Will it help stablise the wider economy? Yes, but not forever.

With so many “Yes, buts...” in the above list, you might wonder why the government is still pressing so hard for fracking’s expansion? Part of the answer may lie in their vested interest in supporting the wider industry.

Tax revenues from UK oil and gas generate a large portion of the government’s income. In 2013-14, the revenue from license fees, petroleum revenue tax, corporation tax and the supplementary charge accounted for nearly £5bn of UK exchequer receipts. The Treasury cannot afford to lose these, as evidenced in the last budget when George Osborne further subsidied North Sea oil operations through increased tax breaks.

The more that the Conservaitves support the industry, the more they can tax it. In 2012 DECC said it wanted to “guarantee... every last economic drop of oil and gas is produced for the benefit of the UK”. This is a sentiment that was repeated yesterday by energy minister Andrea Leadsom, when she welcomed the North Yorkshire decision as a “fantastic opportunity” for fracking.

Dependence on finite domestic fuel reserves, however, is not a long-term economic solution. Not least because of the question of their replacement once they eventually run out: “Pensions already have enough stranded assets as they are,” says Danielle Pafford from 350.org.

Is it worth it? Most European countries have decided it’s not.

There is currently no commercial shale-gas drilling in Europe. Sustained protests against the industry in Romania, combined with poor exploration results, have already caused energy giant Chevron to pull out of the country. Total has also abandonned explorations in Denmark, Poland is being referred to the European Court of Justice for failing to adequately assess fracking’s impact, and, in Germany, brewers have launched special bottle-caps with the slogan “Nein! Zu Fracking” to warn against the threat to their water supply.

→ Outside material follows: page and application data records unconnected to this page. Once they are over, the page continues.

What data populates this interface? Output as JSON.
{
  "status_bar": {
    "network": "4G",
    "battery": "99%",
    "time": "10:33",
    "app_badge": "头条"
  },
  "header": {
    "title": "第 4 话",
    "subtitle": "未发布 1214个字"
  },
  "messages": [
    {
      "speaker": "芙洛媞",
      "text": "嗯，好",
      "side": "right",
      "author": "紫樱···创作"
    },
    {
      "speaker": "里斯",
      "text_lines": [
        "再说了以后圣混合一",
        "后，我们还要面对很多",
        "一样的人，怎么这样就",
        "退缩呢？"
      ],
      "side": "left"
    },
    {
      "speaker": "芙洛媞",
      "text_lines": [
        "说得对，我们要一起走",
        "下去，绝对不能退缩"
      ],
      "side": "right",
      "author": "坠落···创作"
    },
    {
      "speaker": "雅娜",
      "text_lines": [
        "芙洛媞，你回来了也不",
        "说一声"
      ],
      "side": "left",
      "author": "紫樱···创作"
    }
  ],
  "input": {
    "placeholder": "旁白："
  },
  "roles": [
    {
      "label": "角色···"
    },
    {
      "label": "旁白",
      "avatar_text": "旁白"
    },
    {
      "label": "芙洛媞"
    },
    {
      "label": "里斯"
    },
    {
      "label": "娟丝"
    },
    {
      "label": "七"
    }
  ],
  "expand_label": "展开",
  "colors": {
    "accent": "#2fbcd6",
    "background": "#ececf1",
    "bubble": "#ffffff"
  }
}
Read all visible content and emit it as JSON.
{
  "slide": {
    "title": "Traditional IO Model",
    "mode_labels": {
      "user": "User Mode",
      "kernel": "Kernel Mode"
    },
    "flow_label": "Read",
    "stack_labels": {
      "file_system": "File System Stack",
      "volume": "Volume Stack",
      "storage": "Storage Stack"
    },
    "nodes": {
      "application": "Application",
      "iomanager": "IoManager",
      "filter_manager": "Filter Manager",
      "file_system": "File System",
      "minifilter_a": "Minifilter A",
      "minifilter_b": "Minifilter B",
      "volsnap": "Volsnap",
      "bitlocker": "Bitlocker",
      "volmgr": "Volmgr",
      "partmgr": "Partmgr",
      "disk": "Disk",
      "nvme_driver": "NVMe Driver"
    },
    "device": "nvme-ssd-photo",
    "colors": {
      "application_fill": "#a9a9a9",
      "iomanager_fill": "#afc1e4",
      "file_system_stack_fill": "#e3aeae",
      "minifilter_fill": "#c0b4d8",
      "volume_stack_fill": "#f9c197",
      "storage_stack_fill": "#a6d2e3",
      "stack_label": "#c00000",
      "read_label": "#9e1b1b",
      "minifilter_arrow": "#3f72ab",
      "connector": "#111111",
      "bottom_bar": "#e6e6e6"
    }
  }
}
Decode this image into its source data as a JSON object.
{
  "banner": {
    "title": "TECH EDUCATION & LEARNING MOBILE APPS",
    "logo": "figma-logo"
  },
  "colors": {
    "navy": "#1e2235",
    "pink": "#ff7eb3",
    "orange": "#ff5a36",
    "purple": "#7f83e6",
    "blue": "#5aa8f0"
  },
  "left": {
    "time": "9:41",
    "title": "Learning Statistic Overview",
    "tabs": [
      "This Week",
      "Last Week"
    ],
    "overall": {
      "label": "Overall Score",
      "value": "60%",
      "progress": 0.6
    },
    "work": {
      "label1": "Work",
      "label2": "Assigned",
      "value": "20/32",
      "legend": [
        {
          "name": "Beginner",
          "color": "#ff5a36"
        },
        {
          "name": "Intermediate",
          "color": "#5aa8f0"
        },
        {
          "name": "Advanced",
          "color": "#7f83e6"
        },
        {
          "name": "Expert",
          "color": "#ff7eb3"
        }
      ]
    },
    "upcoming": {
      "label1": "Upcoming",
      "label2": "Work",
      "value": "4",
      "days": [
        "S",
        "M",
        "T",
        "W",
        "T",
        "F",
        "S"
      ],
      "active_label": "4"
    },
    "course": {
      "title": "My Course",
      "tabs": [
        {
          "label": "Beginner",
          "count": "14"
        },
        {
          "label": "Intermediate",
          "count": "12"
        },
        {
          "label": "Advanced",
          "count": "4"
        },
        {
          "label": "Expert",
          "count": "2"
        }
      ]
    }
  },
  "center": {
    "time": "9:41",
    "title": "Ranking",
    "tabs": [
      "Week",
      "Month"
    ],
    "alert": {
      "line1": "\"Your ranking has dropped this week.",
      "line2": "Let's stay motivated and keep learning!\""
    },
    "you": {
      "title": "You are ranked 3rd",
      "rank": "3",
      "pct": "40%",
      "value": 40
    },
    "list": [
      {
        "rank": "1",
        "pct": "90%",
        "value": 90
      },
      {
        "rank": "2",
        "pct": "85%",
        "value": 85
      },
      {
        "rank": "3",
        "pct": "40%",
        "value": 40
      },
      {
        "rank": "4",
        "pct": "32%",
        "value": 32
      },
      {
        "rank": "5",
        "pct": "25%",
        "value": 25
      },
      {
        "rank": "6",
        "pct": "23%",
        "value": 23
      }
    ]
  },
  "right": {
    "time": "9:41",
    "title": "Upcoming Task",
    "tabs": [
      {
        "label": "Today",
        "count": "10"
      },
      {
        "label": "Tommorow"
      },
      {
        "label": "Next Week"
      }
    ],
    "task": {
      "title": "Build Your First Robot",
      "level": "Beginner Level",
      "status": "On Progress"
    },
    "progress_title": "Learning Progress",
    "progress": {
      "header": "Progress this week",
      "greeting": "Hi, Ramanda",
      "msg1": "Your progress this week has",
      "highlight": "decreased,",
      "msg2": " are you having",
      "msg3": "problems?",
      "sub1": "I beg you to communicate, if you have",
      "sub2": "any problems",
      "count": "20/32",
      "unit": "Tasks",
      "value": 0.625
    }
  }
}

Back in the UK, the government's latest survey of public attitudes to fracking found that 44 per cent neither supported nor opposed the practice, but also that opinion is gradually shifting out of favour. If the government doesn't come up with arguments that hold water soon, it seems likely that the UK's fracking future could still be blasted apart.

India Bourke is the New Statesman's editorial assistant.